Fighting Back Against the Most Common Type of Cancer: Skin Cancer

Skin cancer is the most common form of cancer. The type of skin cancer someone has can impact both their prognosis and treatment options. There are three main types:

  • Basal Cell Carcinoma (BCC) is the most common skin cancer. It develops in the basal cells, found in the deepest part of the outer skin layer.
  • Squamous Cell Carcinoma (SCC) accounts for 1.8 million skin cancer cases each year. It is caused by the overproduction of squamous cells in the top layer of the skin.
  • Melanoma is the third most common skin cancer but is the deadliest form of the disease. It starts with changes in melanocytes, which are skin cells that produce the pigment called melanin. As these cells grow out of control, they form cancerous tumors.

Most skin cancers are caused by long- and short-term exposure to the ultraviolet (UV) rays from the sun and artificial sources, like tanning beds. Cancer often develops long after UV rays cause damage to the DNA in skin cells. Limiting sun exposure and using sunscreen with a sun protection factor (SPF) of 30 or higher can help prevent skin cancer.

Some people are at higher risk for developing skin cancer, including those who:

  • Have light-colored eyes, fair or freckled skin, and blonde or red hair.
  • Tan or use tanning beds.
  • Spend a lot of time working or playing in the sun.
  • Have a family history of skin cancer.
  • Have many moles.
  • Sunburn easily.

While we should all monitor our skin for changes and unusual moles or growths, people at high risk should be especially vigilant and may want to schedule an annual skin check with a dermatologist to monitor changes. You should tell your doctor about any changes to your skin, new growth, or sores that do not heal. These could be signs of either melanoma or basal or squamous cell carcinoma.

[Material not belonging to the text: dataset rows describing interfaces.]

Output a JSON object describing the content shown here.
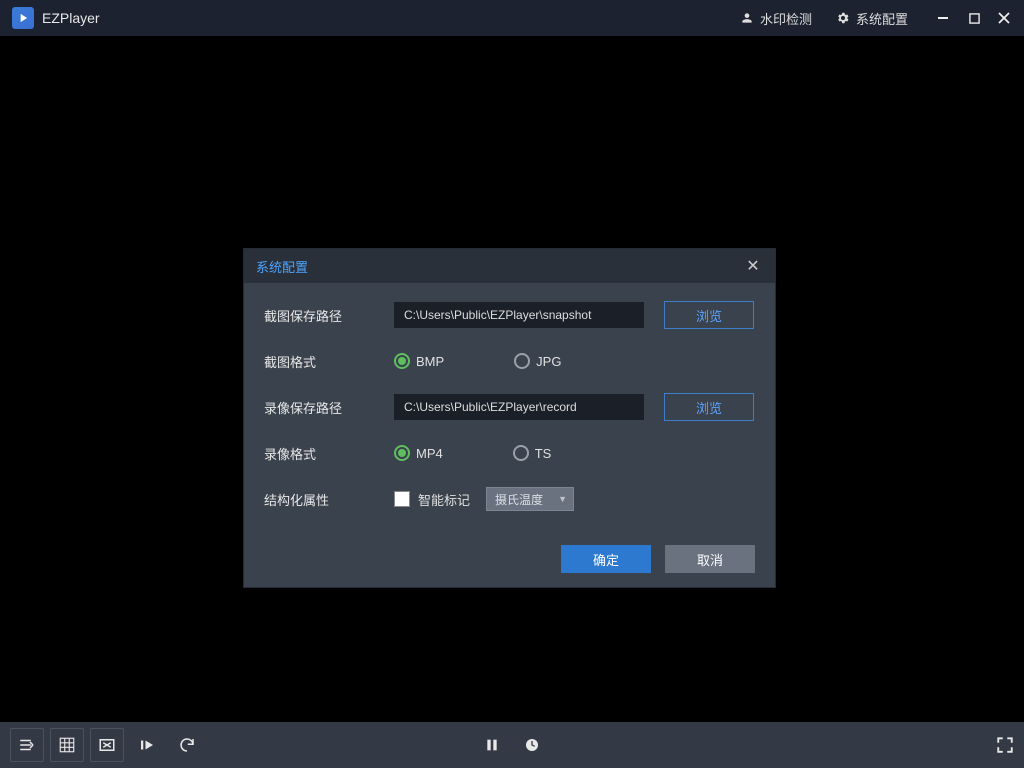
{
  "app": {
    "title": "EZPlayer"
  },
  "titlebar": {
    "watermark_detect": "水印检测",
    "system_config": "系统配置"
  },
  "dialog": {
    "title": "系统配置",
    "rows": {
      "snapshot_path_label": "截图保存路径",
      "snapshot_path_value": "C:\\Users\\Public\\EZPlayer\\snapshot",
      "snapshot_format_label": "截图格式",
      "record_path_label": "录像保存路径",
      "record_path_value": "C:\\Users\\Public\\EZPlayer\\record",
      "record_format_label": "录像格式",
      "struct_attr_label": "结构化属性",
      "smart_mark_label": "智能标记",
      "temp_select": "摄氏温度"
    },
    "radio": {
      "bmp": "BMP",
      "jpg": "JPG",
      "mp4": "MP4",
      "ts": "TS"
    },
    "buttons": {
      "browse": "浏览",
      "ok": "确定",
      "cancel": "取消"
    }
  },
  "colors": {
    "accent": "#3d7ec9",
    "primary_btn": "#2d79d0"
  }
}
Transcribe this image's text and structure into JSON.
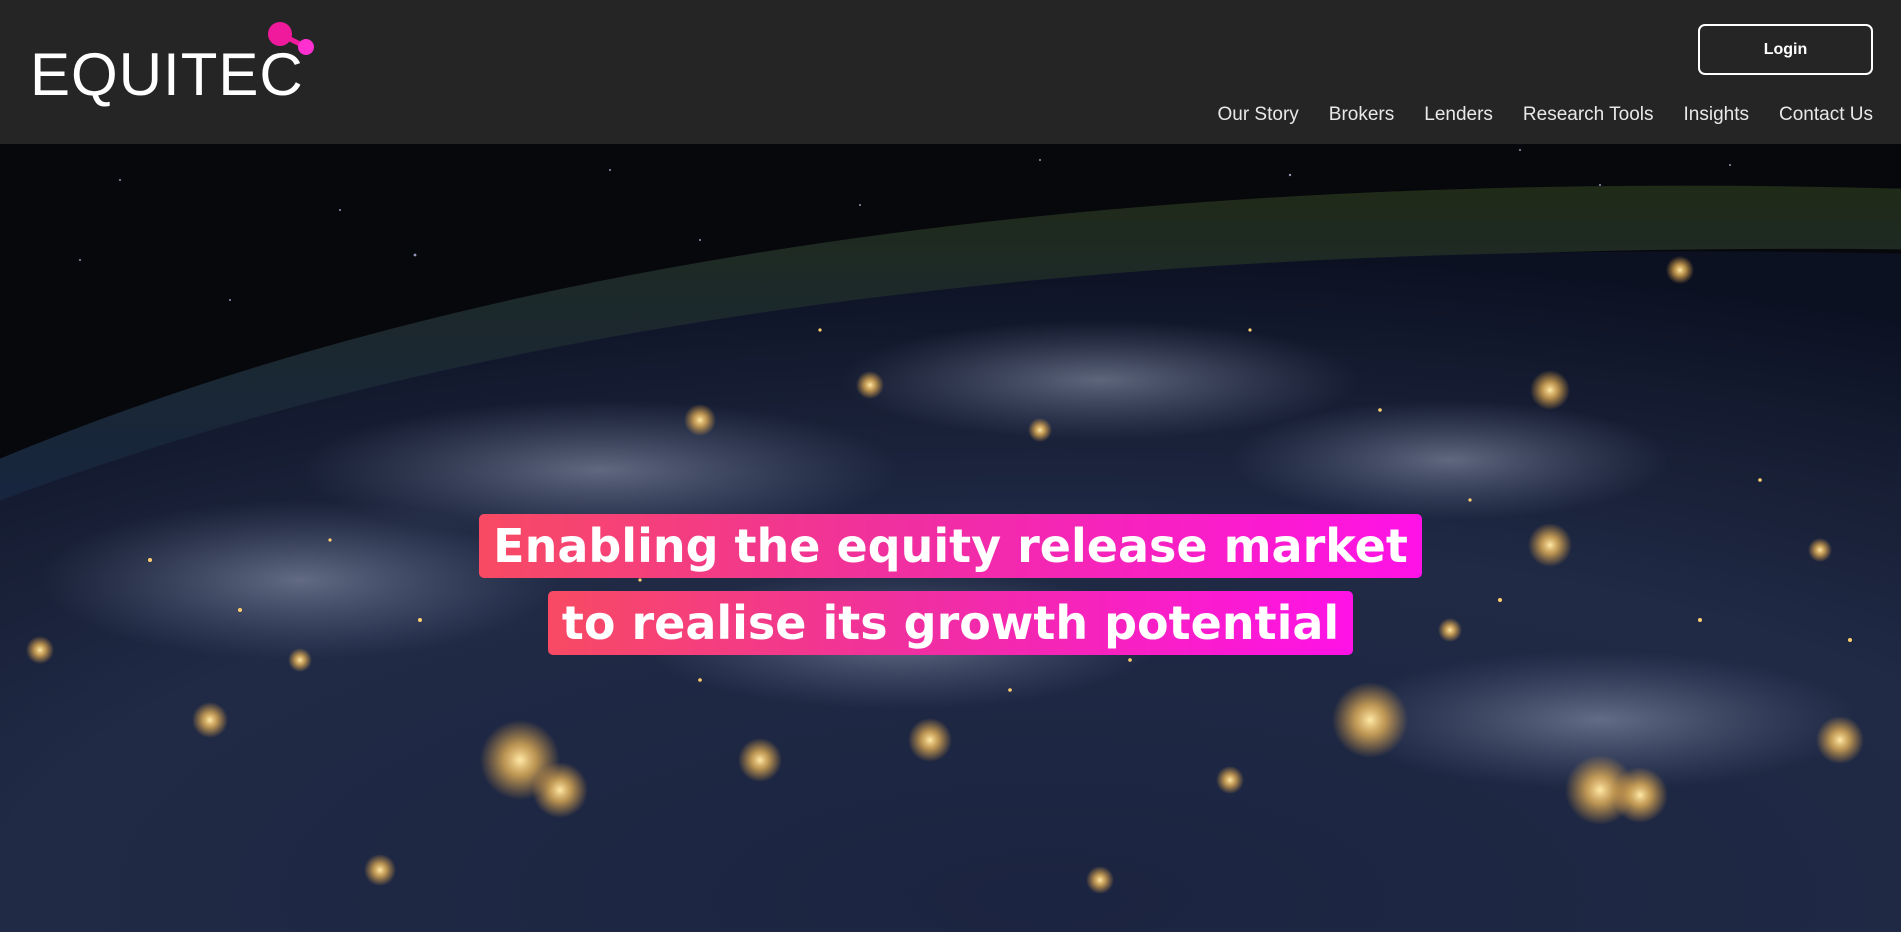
{
  "brand": {
    "name": "EQUITEC",
    "accent_color": "#f01b9c",
    "secondary_accent": "#ff2fd0"
  },
  "header": {
    "login_label": "Login",
    "nav": [
      {
        "label": "Our Story"
      },
      {
        "label": "Brokers"
      },
      {
        "label": "Lenders"
      },
      {
        "label": "Research Tools"
      },
      {
        "label": "Insights"
      },
      {
        "label": "Contact Us"
      }
    ]
  },
  "hero": {
    "headline_lines": [
      "Enabling the equity release market",
      "to realise its growth potential"
    ],
    "background": "night-earth-from-space-image",
    "gradient": [
      "#f84a63",
      "#ff12e6"
    ]
  }
}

When it comes to melanoma, the deadliest form of skin cancer, you will want to monitor any moles you have. You may use the ABCDEs of skin cancer:

  • Asymmetry – Does each half of the mole match the other in shape and size?
  • Border – Is the mole irregular, ragged or has notched edges? Normal moles are round or oval-shaped.
  • Color – Is the color of the mole uneven? Does it have shades of brown or black, or does it have pink, red, white, or blue patches?
  • Diameter – Is the mole larger than six millimeters across?
  • Evolving – Has the mole changed in size, shape or color? Does it look different from the others?

If your doctor finds something suspicious, they will most likely refer you to a dermatologist who can perform a biopsy to determine if it is cancerous. As is the case with most types of cancer, catching skin cancer early increases the odds of survival. Treatment can include chemotherapy, radiation, surgery, or a combination of these. 

Click here to find a dermatologist near you at a Karmanos Cancer Institute or McLaren Health Care location. If you have been diagnosed with skin cancer and would like to have a second opinion at a location near you, call 1-800-KARMANOS or request an appointment here.